Journal:Archives of Physical Medicine and Rehabilitation
Year, Volume, Issue, Page(s):19, epub, ,
OBJECTIVE: To investigate the association between insurance provider and reported assistive technology (AT) use to access computers and electronic devices 1 year after sustaining tetraplegia.
DESIGN: Multicenter cross-sectional study.
SETTING: Participants enrolled in the Spinal Cord Injury Model Systems (SCIMS) National Database.
INTERVENTIONS: Not applicable.
PARTICIPANTS: Men and women with tetraplegia (N=498) enrolled in the SCIMS National Database were included in the analysis.
MAIN OUTCOME MEASURES: The primary study outcome was the use of AT when operating a computer or other mobile electronic device. The primary predictor was the subject's principal health insurance provider, which was grouped into the 3 categories: government (Medicare, Medicaid, and other government), private (private insurance, private funds, and other), and workers' compensation.
RESULTS: Overall, 34.7% of participants reported using AT to access computers and electronic devices. Results of logistic regression analysis revealed sex, injury level, injury completeness, self-perceived health status, and 12-month history of pressure ulcer were all significantly associated with AT use. After adjusting for these factors, participants with workers' compensation were more likely to report AT use than individuals with either government or private insurance.
CONCLUSIONS: Despite significant technological advances, AT is not readily available to the people who might benefit most from its use. Findings from the present study are the first to shed light on AT funding sources and reveal that individuals with workers' compensation are more likely use AT than individuals with either government or private insurance. Additional work focused on AT use and functional outcomes is needed to assess the effect of barriers to use.
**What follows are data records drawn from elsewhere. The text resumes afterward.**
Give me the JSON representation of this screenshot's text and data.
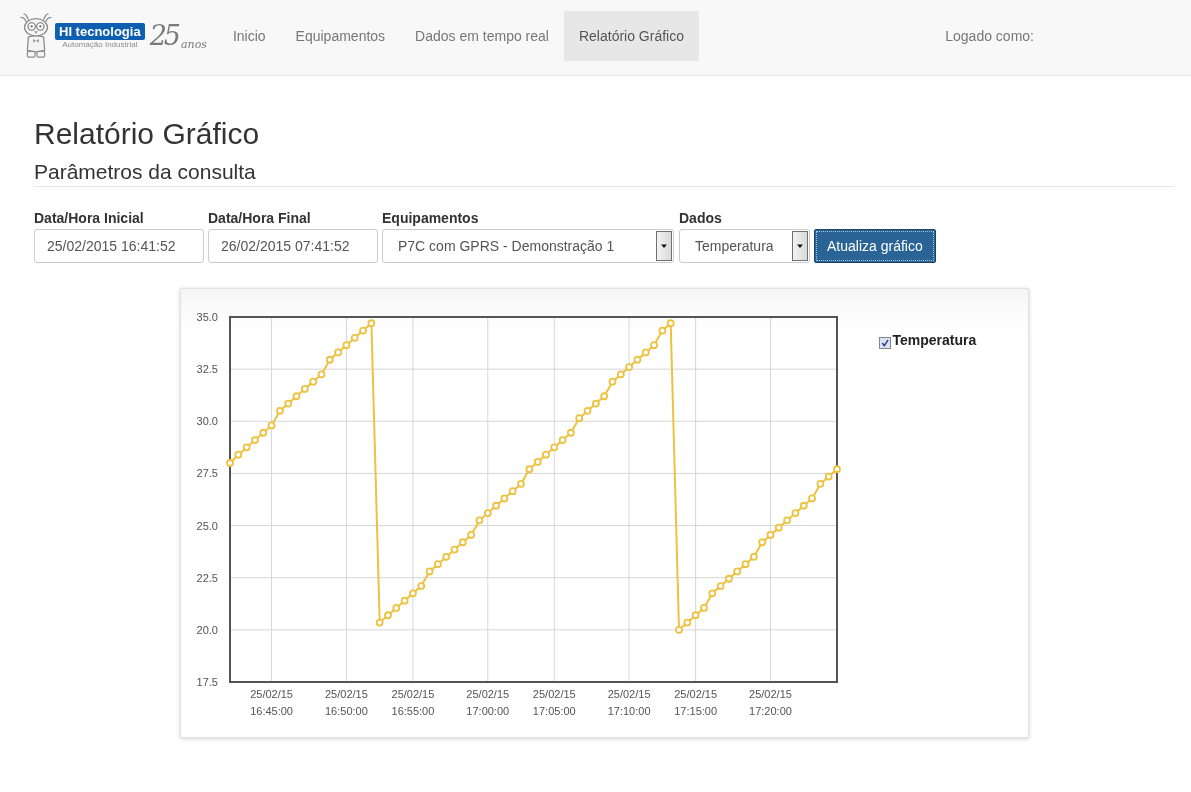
{
  "navbar": {
    "logo": {
      "brand": "HI tecnologia",
      "tagline": "Automação Industrial",
      "anniversary_number": "25",
      "anniversary_word": "anos"
    },
    "items": [
      {
        "label": "Inicio",
        "selected": false
      },
      {
        "label": "Equipamentos",
        "selected": false
      },
      {
        "label": "Dados em tempo real",
        "selected": false
      },
      {
        "label": "Relatório Gráfico",
        "selected": true
      }
    ],
    "user_label": "Logado como:"
  },
  "page": {
    "title": "Relatório Gráfico",
    "section_title": "Parâmetros da consulta"
  },
  "form": {
    "fields": [
      {
        "kind": "input",
        "label": "Data/Hora Inicial",
        "value": "25/02/2015 16:41:52"
      },
      {
        "kind": "input",
        "label": "Data/Hora Final",
        "value": "26/02/2015 07:41:52"
      },
      {
        "kind": "select",
        "label": "Equipamentos",
        "value": "P7C com GPRS - Demonstração 1"
      },
      {
        "kind": "select",
        "label": "Dados",
        "value": "Temperatura"
      }
    ],
    "button": "Atualiza gráfico"
  },
  "chart": {
    "legend": [
      {
        "label": "Temperatura",
        "checked": true
      }
    ],
    "chart_data": {
      "type": "line",
      "grid": true,
      "categories": [
        null,
        null,
        null,
        null,
        null,
        "25/02/15 16:45:00",
        null,
        null,
        null,
        null,
        null,
        null,
        null,
        null,
        "25/02/15 16:50:00",
        null,
        null,
        null,
        null,
        null,
        null,
        null,
        "25/02/15 16:55:00",
        null,
        null,
        null,
        null,
        null,
        null,
        null,
        null,
        "25/02/15 17:00:00",
        null,
        null,
        null,
        null,
        null,
        null,
        null,
        "25/02/15 17:05:00",
        null,
        null,
        null,
        null,
        null,
        null,
        null,
        null,
        "25/02/15 17:10:00",
        null,
        null,
        null,
        null,
        null,
        null,
        null,
        "25/02/15 17:15:00",
        null,
        null,
        null,
        null,
        null,
        null,
        null,
        null,
        "25/02/15 17:20:00",
        null,
        null,
        null,
        null,
        null,
        null,
        null,
        null
      ],
      "series": [
        {
          "color": "#edc240",
          "marker": "circle",
          "values": [
            28.0,
            28.4,
            28.75,
            29.1,
            29.45,
            29.8,
            30.5,
            30.85,
            31.2,
            31.55,
            31.9,
            32.25,
            32.95,
            33.3,
            33.65,
            34.0,
            34.35,
            34.7,
            20.35,
            20.7,
            21.05,
            21.4,
            21.75,
            22.1,
            22.8,
            23.15,
            23.5,
            23.85,
            24.2,
            24.55,
            25.25,
            25.6,
            25.95,
            26.3,
            26.65,
            27.0,
            27.7,
            28.05,
            28.4,
            28.75,
            29.1,
            29.45,
            30.15,
            30.5,
            30.85,
            31.2,
            31.9,
            32.25,
            32.6,
            32.95,
            33.3,
            33.65,
            34.35,
            34.7,
            20.0,
            20.35,
            20.7,
            21.05,
            21.75,
            22.1,
            22.45,
            22.8,
            23.15,
            23.5,
            24.2,
            24.55,
            24.9,
            25.25,
            25.6,
            25.95,
            26.3,
            27.0,
            27.35,
            27.7
          ]
        }
      ],
      "ylim": [
        17.5,
        35
      ],
      "yticks": [
        {
          "value": 17.5,
          "label": "17.5"
        },
        {
          "value": 20,
          "label": "20.0"
        },
        {
          "value": 22.5,
          "label": "22.5"
        },
        {
          "value": 25,
          "label": "25.0"
        },
        {
          "value": 27.5,
          "label": "27.5"
        },
        {
          "value": 30,
          "label": "30.0"
        },
        {
          "value": 32.5,
          "label": "32.5"
        },
        {
          "value": 35,
          "label": "35.0"
        }
      ]
    }
  }
}
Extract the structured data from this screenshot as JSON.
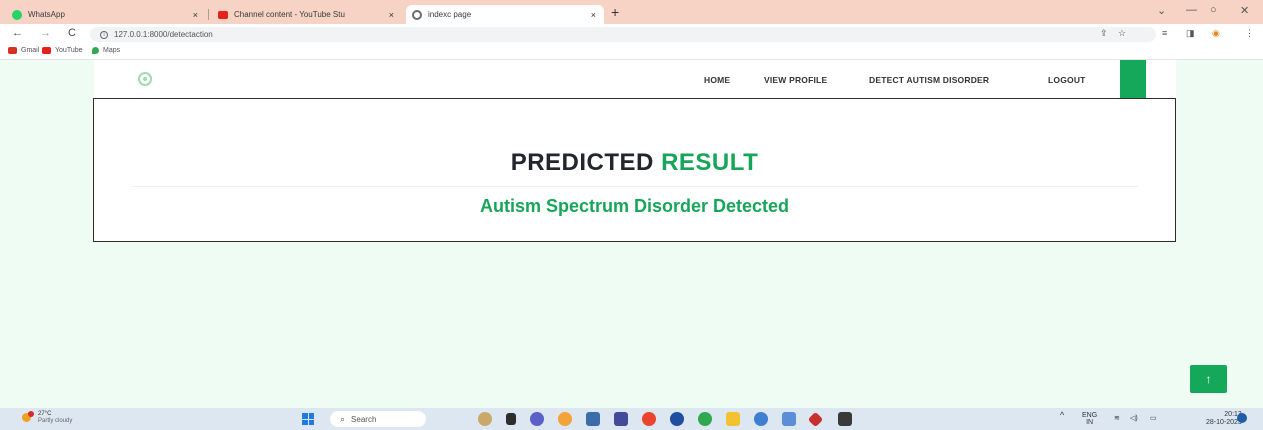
{
  "browser": {
    "tabs": [
      {
        "title": "WhatsApp",
        "close": "×",
        "favicon_color": "#25d366",
        "active": false
      },
      {
        "title": "Channel content - YouTube Stu",
        "close": "×",
        "favicon_color": "#e62117",
        "active": false
      },
      {
        "title": "indexc page",
        "close": "×",
        "favicon_color": "#6b6b6b",
        "active": true
      }
    ],
    "new_tab": "+",
    "window_controls": {
      "chevron": "⌄",
      "minimize": "—",
      "restore": "○",
      "close": "✕"
    },
    "nav": {
      "back": "←",
      "forward": "→",
      "reload": "C"
    },
    "url": "127.0.0.1:8000/detectaction",
    "bookmarks": [
      {
        "label": "Gmail",
        "color": "#d93025"
      },
      {
        "label": "YouTube",
        "color": "#e62117"
      },
      {
        "label": "Maps",
        "color": "#34a853"
      }
    ]
  },
  "site": {
    "nav": {
      "home": "HOME",
      "view_profile": "VIEW PROFILE",
      "detect": "DETECT AUTISM DISORDER",
      "logout": "LOGOUT"
    },
    "heading_prefix": "PREDICTED",
    "heading_accent": "RESULT",
    "result": "Autism Spectrum Disorder Detected",
    "back_to_top": "↑",
    "accent_color": "#17a55a"
  },
  "taskbar": {
    "weather_temp": "27°C",
    "weather_desc": "Partly cloudy",
    "search_placeholder": "Search",
    "lang_top": "ENG",
    "lang_bottom": "IN",
    "time": "20:13",
    "date": "28-10-2023"
  }
}
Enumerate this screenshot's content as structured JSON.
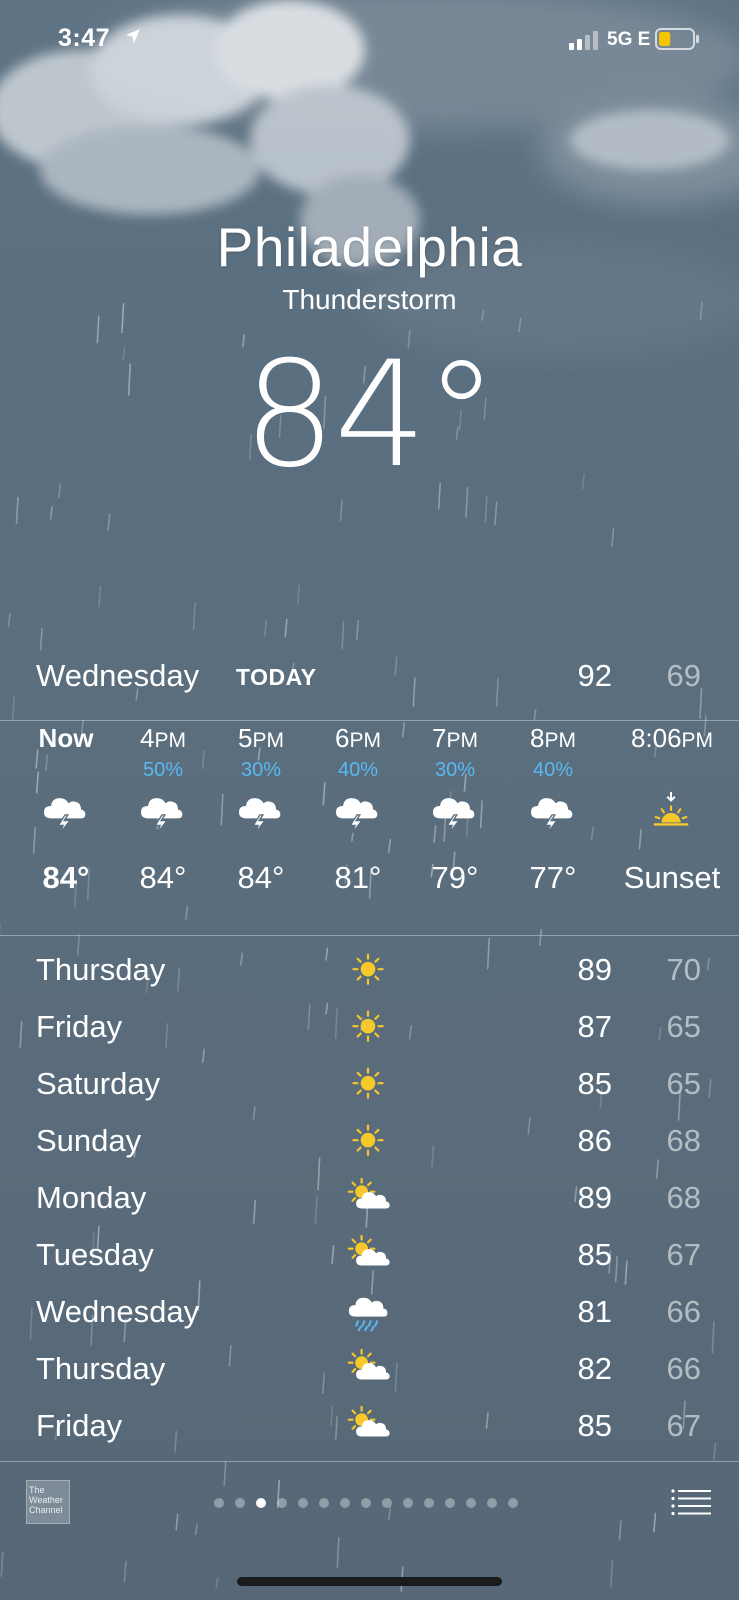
{
  "status_bar": {
    "time": "3:47",
    "network": "5G E",
    "battery_level": 0.35,
    "battery_color": "#f5c400"
  },
  "location": {
    "city": "Philadelphia",
    "condition": "Thunderstorm",
    "temperature": "84°"
  },
  "today": {
    "day": "Wednesday",
    "tag": "TODAY",
    "high": "92",
    "low": "69"
  },
  "hourly": [
    {
      "time": "Now",
      "ampm": "",
      "pop": "",
      "icon": "thunderstorm-icon",
      "temp": "84°",
      "bold": true
    },
    {
      "time": "4",
      "ampm": "PM",
      "pop": "50%",
      "icon": "thunderstorm-icon",
      "temp": "84°",
      "bold": false
    },
    {
      "time": "5",
      "ampm": "PM",
      "pop": "30%",
      "icon": "thunderstorm-icon",
      "temp": "84°",
      "bold": false
    },
    {
      "time": "6",
      "ampm": "PM",
      "pop": "40%",
      "icon": "thunderstorm-icon",
      "temp": "81°",
      "bold": false
    },
    {
      "time": "7",
      "ampm": "PM",
      "pop": "30%",
      "icon": "thunderstorm-icon",
      "temp": "79°",
      "bold": false
    },
    {
      "time": "8",
      "ampm": "PM",
      "pop": "40%",
      "icon": "thunderstorm-icon",
      "temp": "77°",
      "bold": false
    },
    {
      "time": "8:06",
      "ampm": "PM",
      "pop": "",
      "icon": "sunset-icon",
      "temp": "Sunset",
      "bold": false
    }
  ],
  "daily": [
    {
      "day": "Thursday",
      "icon": "sun-icon",
      "high": "89",
      "low": "70"
    },
    {
      "day": "Friday",
      "icon": "sun-icon",
      "high": "87",
      "low": "65"
    },
    {
      "day": "Saturday",
      "icon": "sun-icon",
      "high": "85",
      "low": "65"
    },
    {
      "day": "Sunday",
      "icon": "sun-icon",
      "high": "86",
      "low": "68"
    },
    {
      "day": "Monday",
      "icon": "partly-cloudy-icon",
      "high": "89",
      "low": "68"
    },
    {
      "day": "Tuesday",
      "icon": "partly-cloudy-icon",
      "high": "85",
      "low": "67"
    },
    {
      "day": "Wednesday",
      "icon": "rain-icon",
      "high": "81",
      "low": "66"
    },
    {
      "day": "Thursday",
      "icon": "partly-cloudy-icon",
      "high": "82",
      "low": "66"
    },
    {
      "day": "Friday",
      "icon": "partly-cloudy-icon",
      "high": "85",
      "low": "67"
    }
  ],
  "footer": {
    "logo_text": "The Weather Channel",
    "page_count": 15,
    "active_page": 3
  },
  "colors": {
    "precip_blue": "#5ab8f2",
    "sun_yellow": "#f7c82c"
  }
}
Collectively, this work may inform insurers of the importance of having AT available for this unique population to potentially improve quality of life and participation.